Post-Production Infrastructure

Cover crops can be used after harvest to reduce soil erosion by wind and water, as well as maintain the farm ecosystem. Cover crops will also sequester carbon in the plants and soil.

Capture technologies for animal manure include developing alternate energy sources such as gas capture technologies for stored livestock manure to utilize wasted energy and reduce greenhouse gas emissions. Waste reduction and sanitation systems will need to see technological and innovative advances in the coming years to appropriately address climate concerns.


Technology has a major role to play in creating economic and ecological benefits in the agribusiness value chain, including resilient infrastructure to mitigate climate change impact. Advancements in artificial intelligence, system design solutions (e.g. circular economy) and orchestration technologies (e.g. creating efficient supply chains) can enable new agribusiness models and lead to increased food security through more productive, efficient, sustainable and resilient food production globally.
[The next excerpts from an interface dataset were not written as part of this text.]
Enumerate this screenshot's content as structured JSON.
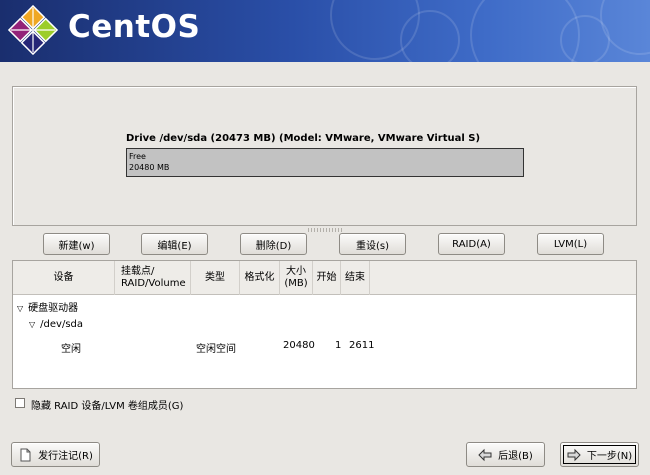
{
  "banner": {
    "logo_text": "CentOS"
  },
  "drive": {
    "title": "Drive /dev/sda (20473 MB) (Model: VMware, VMware Virtual S)",
    "segment_label": "Free",
    "segment_size": "20480 MB"
  },
  "toolbar": {
    "new_label": "新建(w)",
    "edit_label": "编辑(E)",
    "delete_label": "删除(D)",
    "reset_label": "重设(s)",
    "raid_label": "RAID(A)",
    "lvm_label": "LVM(L)"
  },
  "table": {
    "columns": [
      "设备",
      "挂载点/\nRAID/Volume",
      "类型",
      "格式化",
      "大小\n(MB)",
      "开始",
      "结束"
    ],
    "rows": {
      "group": "硬盘驱动器",
      "drive": "/dev/sda",
      "free": {
        "device": "空闲",
        "type": "空闲空间",
        "size": "20480",
        "start": "1",
        "end": "2611"
      }
    }
  },
  "options": {
    "hide_raid_lvm": "隐藏 RAID 设备/LVM 卷组成员(G)",
    "hide_raid_lvm_checked": false
  },
  "footer": {
    "release_notes_label": "发行注记(R)",
    "back_label": "后退(B)",
    "next_label": "下一步(N)"
  }
}
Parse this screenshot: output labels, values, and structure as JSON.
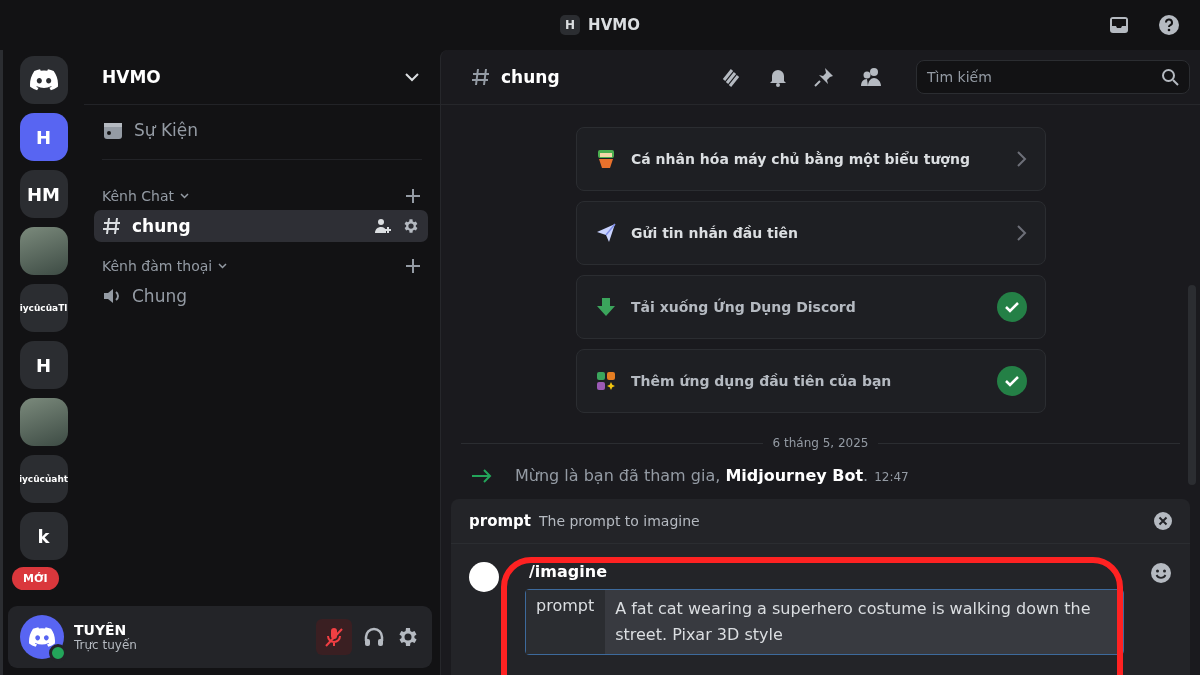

In this context, we have also seen innovation in the energy sources used in agriculture, with a push to reduce the fossil fuel usage through the development and greater use of renewable energy technologies such as electric vehicles and large-scale batteries. Innovation in this context has also centred on developing agricultural practices which either reduce greenhouse gas emissions or mitigate against such emissions by for example sequestering carbon.

There has also been innovation directed to more efficiently using the world's natural resources. Increased efficiency in water usage, for example, through precision irrigation minimises the amount of water lost to other plants and to evaporation. Many specialist companies design and implement precision irrigation systems and have obtained patents in relation to this technology. For example, Netafim, a world leader in precision irrigation technology, has numerous patents in relation to precision irrigation technology.

Technological innovation is a key driver in the push for solutions to address some of the environmental, social and economic challenges and opportunities in the agribusiness industry.


The contribution of agricultural practices and food loss and waste to greenhouse gas emissions and the concomitant changes in global environmental conditions cannot be ignored. Changes must be made at every step of the production process to cut down on energy used and the waste produced. Through the development and use of modern technology this is being made possible.

The big question now is what will incentivize individuals and business to innovate to address these issues.

The content of this article is intended to provide a general guide to the subject matter. Specialist advice should be sought about your specific circumstances.